» **Exercise goal**:
These records need to be repeated exactly, every one of them.
━━━━━ Raw data ━━━━━
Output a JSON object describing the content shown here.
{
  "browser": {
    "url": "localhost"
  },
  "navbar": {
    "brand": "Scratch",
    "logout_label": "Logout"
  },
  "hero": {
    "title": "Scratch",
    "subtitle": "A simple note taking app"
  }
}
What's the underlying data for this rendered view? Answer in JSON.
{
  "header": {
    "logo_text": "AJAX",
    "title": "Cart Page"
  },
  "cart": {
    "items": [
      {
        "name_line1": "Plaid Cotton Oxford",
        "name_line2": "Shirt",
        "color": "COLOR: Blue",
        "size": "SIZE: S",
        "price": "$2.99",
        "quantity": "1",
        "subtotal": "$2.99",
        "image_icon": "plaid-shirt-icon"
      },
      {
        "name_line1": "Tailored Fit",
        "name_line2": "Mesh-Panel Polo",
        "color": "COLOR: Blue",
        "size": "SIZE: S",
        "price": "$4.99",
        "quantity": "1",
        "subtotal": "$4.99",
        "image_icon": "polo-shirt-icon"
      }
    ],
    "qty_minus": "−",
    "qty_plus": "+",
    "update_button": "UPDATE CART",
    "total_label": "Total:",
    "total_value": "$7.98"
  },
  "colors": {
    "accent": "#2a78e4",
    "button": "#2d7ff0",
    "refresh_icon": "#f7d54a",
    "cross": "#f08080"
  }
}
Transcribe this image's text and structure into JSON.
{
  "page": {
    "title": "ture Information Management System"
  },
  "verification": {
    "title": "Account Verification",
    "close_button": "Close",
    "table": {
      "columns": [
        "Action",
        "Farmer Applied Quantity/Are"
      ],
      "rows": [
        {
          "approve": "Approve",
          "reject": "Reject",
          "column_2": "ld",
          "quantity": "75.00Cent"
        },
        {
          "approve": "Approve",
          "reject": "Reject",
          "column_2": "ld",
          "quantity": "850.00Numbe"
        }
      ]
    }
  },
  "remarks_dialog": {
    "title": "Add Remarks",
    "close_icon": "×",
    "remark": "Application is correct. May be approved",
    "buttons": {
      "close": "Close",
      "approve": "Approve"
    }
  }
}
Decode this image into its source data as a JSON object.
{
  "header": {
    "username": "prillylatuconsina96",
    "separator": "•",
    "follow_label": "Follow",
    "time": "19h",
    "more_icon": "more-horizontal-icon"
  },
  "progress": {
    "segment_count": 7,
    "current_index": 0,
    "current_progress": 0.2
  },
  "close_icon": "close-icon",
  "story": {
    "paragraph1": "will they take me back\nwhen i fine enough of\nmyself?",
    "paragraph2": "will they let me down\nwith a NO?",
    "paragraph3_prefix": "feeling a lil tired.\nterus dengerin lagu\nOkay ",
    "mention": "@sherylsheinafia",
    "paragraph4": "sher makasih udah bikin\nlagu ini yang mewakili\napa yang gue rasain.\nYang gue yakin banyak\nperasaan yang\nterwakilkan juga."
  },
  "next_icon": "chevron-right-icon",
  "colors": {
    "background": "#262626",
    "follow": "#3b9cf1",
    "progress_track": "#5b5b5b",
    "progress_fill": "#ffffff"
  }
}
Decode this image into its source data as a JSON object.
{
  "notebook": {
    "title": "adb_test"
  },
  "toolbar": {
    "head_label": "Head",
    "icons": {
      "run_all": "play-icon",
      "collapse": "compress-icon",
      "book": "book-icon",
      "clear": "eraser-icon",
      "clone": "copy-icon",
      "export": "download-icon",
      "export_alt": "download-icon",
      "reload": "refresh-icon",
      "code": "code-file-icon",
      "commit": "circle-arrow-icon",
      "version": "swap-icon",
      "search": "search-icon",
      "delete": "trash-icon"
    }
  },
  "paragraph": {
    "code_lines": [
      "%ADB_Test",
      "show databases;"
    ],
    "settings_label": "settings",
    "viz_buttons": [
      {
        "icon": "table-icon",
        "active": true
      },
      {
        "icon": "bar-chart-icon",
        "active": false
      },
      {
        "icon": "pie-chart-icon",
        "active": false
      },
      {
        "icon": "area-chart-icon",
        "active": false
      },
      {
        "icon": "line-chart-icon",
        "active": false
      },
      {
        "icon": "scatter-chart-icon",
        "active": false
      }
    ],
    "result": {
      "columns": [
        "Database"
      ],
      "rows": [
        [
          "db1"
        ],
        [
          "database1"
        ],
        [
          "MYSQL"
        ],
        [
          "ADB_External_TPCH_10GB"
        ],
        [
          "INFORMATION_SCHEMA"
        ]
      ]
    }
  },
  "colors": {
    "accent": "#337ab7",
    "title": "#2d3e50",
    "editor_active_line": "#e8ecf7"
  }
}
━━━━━
» **Exercise output**:
Output a JSON object describing the content shown here.
{
  "browser": {
    "url": "localhost"
  },
  "navbar": {
    "brand": "Scratch",
    "logout_label": "Logout"
  },
  "hero": {
    "title": "Scratch",
    "subtitle": "A simple note taking app"
  }
}
What's the underlying data for this rendered view? Answer in JSON.
{
  "header": {
    "logo_text": "AJAX",
    "title": "Cart Page"
  },
  "cart": {
    "items": [
      {
        "name_line1": "Plaid Cotton Oxford",
        "name_line2": "Shirt",
        "color": "COLOR: Blue",
        "size": "SIZE: S",
        "price": "$2.99",
        "quantity": "1",
        "subtotal": "$2.99",
        "image_icon": "plaid-shirt-icon"
      },
      {
        "name_line1": "Tailored Fit",
        "name_line2": "Mesh-Panel Polo",
        "color": "COLOR: Blue",
        "size": "SIZE: S",
        "price": "$4.99",
        "quantity": "1",
        "subtotal": "$4.99",
        "image_icon": "polo-shirt-icon"
      }
    ],
    "qty_minus": "−",
    "qty_plus": "+",
    "update_button": "UPDATE CART",
    "total_label": "Total:",
    "total_value": "$7.98"
  },
  "colors": {
    "accent": "#2a78e4",
    "button": "#2d7ff0",
    "refresh_icon": "#f7d54a",
    "cross": "#f08080"
  }
}
Transcribe this image's text and structure into JSON.
{
  "page": {
    "title": "ture Information Management System"
  },
  "verification": {
    "title": "Account Verification",
    "close_button": "Close",
    "table": {
      "columns": [
        "Action",
        "Farmer Applied Quantity/Are"
      ],
      "rows": [
        {
          "approve": "Approve",
          "reject": "Reject",
          "column_2": "ld",
          "quantity": "75.00Cent"
        },
        {
          "approve": "Approve",
          "reject": "Reject",
          "column_2": "ld",
          "quantity": "850.00Numbe"
        }
      ]
    }
  },
  "remarks_dialog": {
    "title": "Add Remarks",
    "close_icon": "×",
    "remark": "Application is correct. May be approved",
    "buttons": {
      "close": "Close",
      "approve": "Approve"
    }
  }
}
Decode this image into its source data as a JSON object.
{
  "header": {
    "username": "prillylatuconsina96",
    "separator": "•",
    "follow_label": "Follow",
    "time": "19h",
    "more_icon": "more-horizontal-icon"
  },
  "progress": {
    "segment_count": 7,
    "current_index": 0,
    "current_progress": 0.2
  },
  "close_icon": "close-icon",
  "story": {
    "paragraph1": "will they take me back\nwhen i fine enough of\nmyself?",
    "paragraph2": "will they let me down\nwith a NO?",
    "paragraph3_prefix": "feeling a lil tired.\nterus dengerin lagu\nOkay ",
    "mention": "@sherylsheinafia",
    "paragraph4": "sher makasih udah bikin\nlagu ini yang mewakili\napa yang gue rasain.\nYang gue yakin banyak\nperasaan yang\nterwakilkan juga."
  },
  "next_icon": "chevron-right-icon",
  "colors": {
    "background": "#262626",
    "follow": "#3b9cf1",
    "progress_track": "#5b5b5b",
    "progress_fill": "#ffffff"
  }
}
Decode this image into its source data as a JSON object.
{
  "notebook": {
    "title": "adb_test"
  },
  "toolbar": {
    "head_label": "Head",
    "icons": {
      "run_all": "play-icon",
      "collapse": "compress-icon",
      "book": "book-icon",
      "clear": "eraser-icon",
      "clone": "copy-icon",
      "export": "download-icon",
      "export_alt": "download-icon",
      "reload": "refresh-icon",
      "code": "code-file-icon",
      "commit": "circle-arrow-icon",
      "version": "swap-icon",
      "search": "search-icon",
      "delete": "trash-icon"
    }
  },
  "paragraph": {
    "code_lines": [
      "%ADB_Test",
      "show databases;"
    ],
    "settings_label": "settings",
    "viz_buttons": [
      {
        "icon": "table-icon",
        "active": true
      },
      {
        "icon": "bar-chart-icon",
        "active": false
      },
      {
        "icon": "pie-chart-icon",
        "active": false
      },
      {
        "icon": "area-chart-icon",
        "active": false
      },
      {
        "icon": "line-chart-icon",
        "active": false
      },
      {
        "icon": "scatter-chart-icon",
        "active": false
      }
    ],
    "result": {
      "columns": [
        "Database"
      ],
      "rows": [
        [
          "db1"
        ],
        [
          "database1"
        ],
        [
          "MYSQL"
        ],
        [
          "ADB_External_TPCH_10GB"
        ],
        [
          "INFORMATION_SCHEMA"
        ]
      ]
    }
  },
  "colors": {
    "accent": "#337ab7",
    "title": "#2d3e50",
    "editor_active_line": "#e8ecf7"
  }
}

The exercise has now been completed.